(b) the forgetful process and the Markovian process stay sufficiently close together with probability tending to (as ). Thus, the invariance principle (7) can be transferred to the true physical process , thus yielding the invariance principle (10).

Define the following indicator variables:


Before constructing the auxiliary process we prove the following

Lemma 1.

There exists a constant such that for any sequence of signatures the following bounds hold

Proof of Lemma 1.

Define the following auxiliary, and simpler, indicators:

Here, and in the rest of the paper we use the notation

Then, clearly,

It is straightforward that the indicators , and likewise, the indicators
, are independent among themselves and one-dependent across the two sequences. This holds even if conditioned on the sequence of signatures .

Therefore, the following simple computations prove the claim of the lemma.

We omit the elementary computational details. ∎

Lemma 1 assures that, as , with probability tending to , up to time of order it will not occur that two neighbouring or next-neighbouring -s happen to take the value which would obscure the following construction.

The process is constructed on the successive intervals , , as follows:

  1. (No interference with the past.)
    If then for , .

  2. (Direct shadowing.)
    If , then for , .

  3. (Direct recollision with the last seen scatterer.)
    If and then, in the time interval the trajectory is defined as that of a mechanical particle starting with initial position , initial velocity and colliding elastically with two infinite-mass spherical scatterers of radius centred at the points

Consistently with the notations adopted for the processes and , we denote for .

Figure 2: The above image shows a section of trajectory during which , , and would all three differ. On the left we see and remain together until point (b), where a direct recollision is respected by . Note that ignores the mismatch at (a) as it is indirect. On the right, the process is coupled to on the left. Note that respects the indirect recollision at point (a) and the direct recollision at (b).

3 No mismatches up to : Proof of Theorem 1

In this section we prove that the Markovian flight trajectory , up to time scales of order , is mechanically -consistent with probability , and therefore the coupling bound of Theorem 1 holds. On the way we establish various bounds to be used in later sections. This section is purely classical-probabilistic. It also prepares the ideas (and notation) for section 5 where a similar argument is explored in more complex form.

3.1 Interferences

Let and be two independent Markovian flight processes. Think about as running forward and as running backwards in time. (Note, that the Markovian flight process has invariant law under time reversal.) Define the following events

In words is the event that the virtual collision at is shadowed by the past path. While is the event that in the time interval there is a virtual recollision with a past scatterer.

It is obvious that


On the other hand, by union bound and independence

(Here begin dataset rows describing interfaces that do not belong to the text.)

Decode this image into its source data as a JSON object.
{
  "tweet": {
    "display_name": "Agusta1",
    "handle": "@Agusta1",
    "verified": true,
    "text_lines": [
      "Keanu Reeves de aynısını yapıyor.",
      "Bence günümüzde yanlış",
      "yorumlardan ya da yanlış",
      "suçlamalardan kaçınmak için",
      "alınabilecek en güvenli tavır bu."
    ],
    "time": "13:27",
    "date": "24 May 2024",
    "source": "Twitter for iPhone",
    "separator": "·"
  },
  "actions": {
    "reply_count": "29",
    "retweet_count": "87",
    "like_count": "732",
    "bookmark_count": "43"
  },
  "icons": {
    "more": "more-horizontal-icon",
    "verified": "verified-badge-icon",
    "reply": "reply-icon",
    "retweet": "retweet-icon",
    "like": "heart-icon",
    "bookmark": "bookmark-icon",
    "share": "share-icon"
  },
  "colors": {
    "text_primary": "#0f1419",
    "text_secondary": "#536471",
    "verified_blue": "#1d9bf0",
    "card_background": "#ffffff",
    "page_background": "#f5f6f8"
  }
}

Here and in the rest of the paper we use the notation for either cardinality or Lebesgue measure of the set , depending on context.

3.2 Occupation measures (Green’s functions)

Define the following occupation measures (Green’s functions): for



3.3 Bounds

Lemma 2.

The following identities and upper bounds hold:




with appropriately chosen and .

Proof of Lemma 2.

The identity is a direct consequence of the flight length being -distributed. The distribution has the explicit expression

from which the the upper bound (24) follows.

(25) then follows from (23) and standard Green’s function estimate for a random walk with step distribution .

For later use we introduce the conditional versions – conditioned on the sequence (see (14)) – of the bounds (24), (25). In this order we define the conditional versions of the Green’s functions, given , respectively :

and state the conditional version of Lemma 2:

Lemma 3.

The following upper bounds hold uniformly in :